POLYPS are usually benign, non-cancerous growths attached to the inner wall of the uterus, although some can eventually lead to cancer. Overgrowth of cells in the endometrial lining can be largely attributed to hormonal changes, especially in estrogen levels. Some symptoms of polyps include irregular bleeding, excessively heavy periods, spotting, and infertility.
The American College of Obstetricians and Gynecologists recommends visiting the gynecologist at 13-15. You do not have to be sexually active to see a gynecologist. In addition to sexual wellness advice, having routine appointments are essential to discuss your overall personal health and ask questions about getting your first period or being on your period. Make sure to schedule an appointment if:
- You’ve had sex or intimate sexual contact
- You’re sexually active and missed your period
- You haven’t had your period for 3 months since your last period
- You have irregular discharge
- You have consistent problems/irregularities with your period
- You haven’t gotten your period at all
- You’ve had your period for 2 years and it’s not regular
- You’re 21 and have not yet seen the gynecologist
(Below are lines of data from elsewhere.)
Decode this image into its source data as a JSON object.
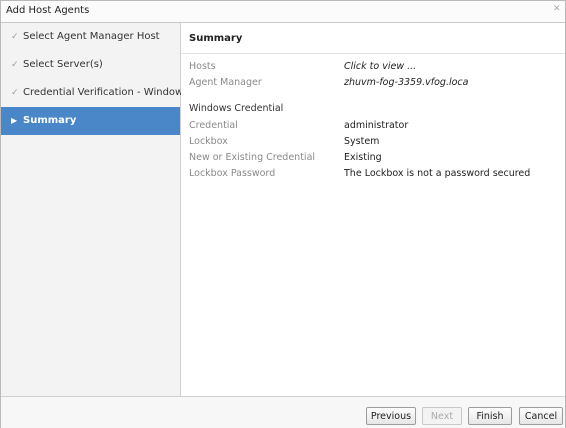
{
  "window": {
    "title": "Add Host Agents",
    "close_icon": "x-icon"
  },
  "sidebar": {
    "items": [
      {
        "label": "Select Agent Manager Host",
        "icon": "check-icon"
      },
      {
        "label": "Select Server(s)",
        "icon": "check-icon"
      },
      {
        "label": "Credential Verification - Windows",
        "icon": "check-icon"
      },
      {
        "label": "Summary",
        "icon": "arrow-right-icon",
        "active": true
      }
    ]
  },
  "main": {
    "title": "Summary",
    "rows": [
      {
        "key": "Hosts",
        "value": "Click to view ..."
      },
      {
        "key": "Agent Manager",
        "value": "zhuvm-fog-3359.vfog.loca"
      }
    ],
    "section_title": "Windows Credential",
    "credential_rows": [
      {
        "key": "Credential",
        "value": "administrator"
      },
      {
        "key": "Lockbox",
        "value": "System"
      },
      {
        "key": "New or Existing Credential",
        "value": "Existing"
      },
      {
        "key": "Lockbox Password",
        "value": "The Lockbox is not a password secured"
      }
    ]
  },
  "footer": {
    "previous_label": "Previous",
    "next_label": "Next",
    "finish_label": "Finish",
    "cancel_label": "Cancel"
  },
  "colors": {
    "active_step_bg": "#4a87c9",
    "sidebar_bg": "#f3f3f3"
  }
}
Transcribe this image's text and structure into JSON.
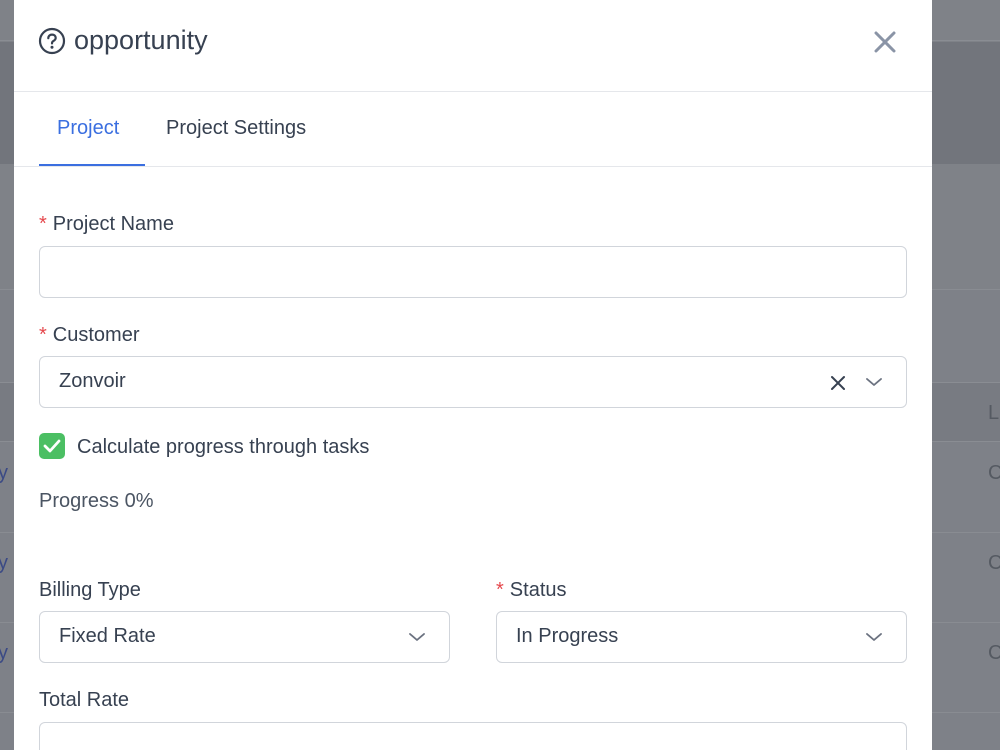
{
  "modal": {
    "title": "opportunity",
    "tabs": [
      {
        "label": "Project",
        "active": true
      },
      {
        "label": "Project Settings",
        "active": false
      }
    ]
  },
  "form": {
    "project_name": {
      "label": "Project Name",
      "required": true,
      "value": ""
    },
    "customer": {
      "label": "Customer",
      "required": true,
      "value": "Zonvoir"
    },
    "calculate_progress": {
      "label": "Calculate progress through tasks",
      "checked": true
    },
    "progress": {
      "label": "Progress 0%",
      "value": 0
    },
    "billing_type": {
      "label": "Billing Type",
      "value": "Fixed Rate"
    },
    "status": {
      "label": "Status",
      "required": true,
      "value": "In Progress"
    },
    "total_rate": {
      "label": "Total Rate",
      "value": ""
    }
  },
  "required_marker": "*",
  "background": {
    "left_fragments": [
      "y",
      "y",
      "y"
    ],
    "right_fragments": [
      "L",
      "C",
      "C",
      "C"
    ]
  },
  "colors": {
    "accent": "#3b6fe0",
    "required": "#e5484d",
    "checkbox": "#4bbf63",
    "overlay": "#7e8188"
  },
  "icons": {
    "help": "question-circle-icon",
    "close": "close-icon",
    "clear": "clear-icon",
    "dropdown": "chevron-down-icon",
    "check": "check-icon"
  }
}
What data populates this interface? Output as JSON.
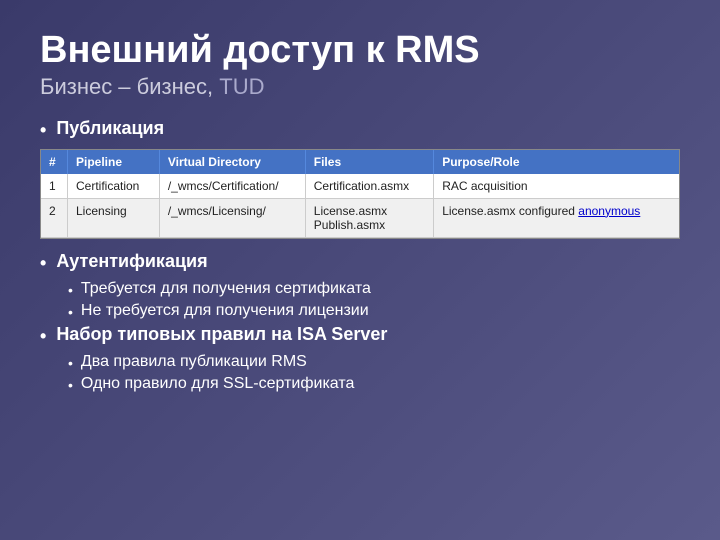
{
  "header": {
    "main_title": "Внешний доступ к RMS",
    "subtitle_part1": "Бизнес – бизнес, ",
    "subtitle_tud": "TUD"
  },
  "table": {
    "columns": [
      "#",
      "Pipeline",
      "Virtual Directory",
      "Files",
      "Purpose/Role"
    ],
    "rows": [
      {
        "num": "1",
        "pipeline": "Certification",
        "virtual_dir": "/_wmcs/Certification/",
        "files": "Certification.asmx",
        "purpose": "RAC acquisition"
      },
      {
        "num": "2",
        "pipeline": "Licensing",
        "virtual_dir": "/_wmcs/Licensing/",
        "files": "License.asmx\nPublish.asmx",
        "purpose_text": "License.asmx configured ",
        "purpose_link": "anonymous"
      }
    ]
  },
  "sections": {
    "publication_label": "Публикация",
    "authentication_label": "Аутентификация",
    "auth_sub1": "Требуется для получения сертификата",
    "auth_sub2": "Не требуется для получения лицензии",
    "rules_label": "Набор типовых правил на",
    "rules_label_server": " ISA Server",
    "rules_sub1": "Два правила публикации RMS",
    "rules_sub2": "Одно правило для SSL-сертификата"
  },
  "bullet_char": "•"
}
WHY DO I NEED A PAP SMEAR?
Around 13,000 women in the U.S. are diagnosed with cervical cancer every year, and about 4,000 will die from it. Cervical cancer is the 4th most common cancer in women, but it is also one of most preventable, because it develops over time. Early detection saves lives!
WHAT IS IT?
A pap smear is a procedure to test for cervical cancer in women, done by collecting cells from your cervix. Your doctor will insert a speculum, which holds the vaginal walls so they can clearly see the cervix, into your vagina, and then take cell samples using a soft brush or scraping device called a spatula. During the pap smear, you will feel some pressure or minor discomfort, but don’t worry, you’re all good! Immediately after, you are free to carry on with your day.
WHEN SHOULD I GET ONE?
Doctors recommend getting pap tests at age 21, testing every 3 years. Consult your doctor if you are unsure or have questions.
Menopause is officially diagnosed when you have gone 12 months without having a period. The average age is 51 but can occur between 40-50.
Symptoms of menopause include vaginal dryness, hot flashes, chills, night sweats, sleep problems, weight gain and slowed metabolism, mood swings. Irregularity in your periods in the time leading up to your menopause (perimenopause) may also occur.
Menopause requires no medical treatment, but you may choose to see a doctor to address and manage symptoms that may cause particular discomfort in everyday life.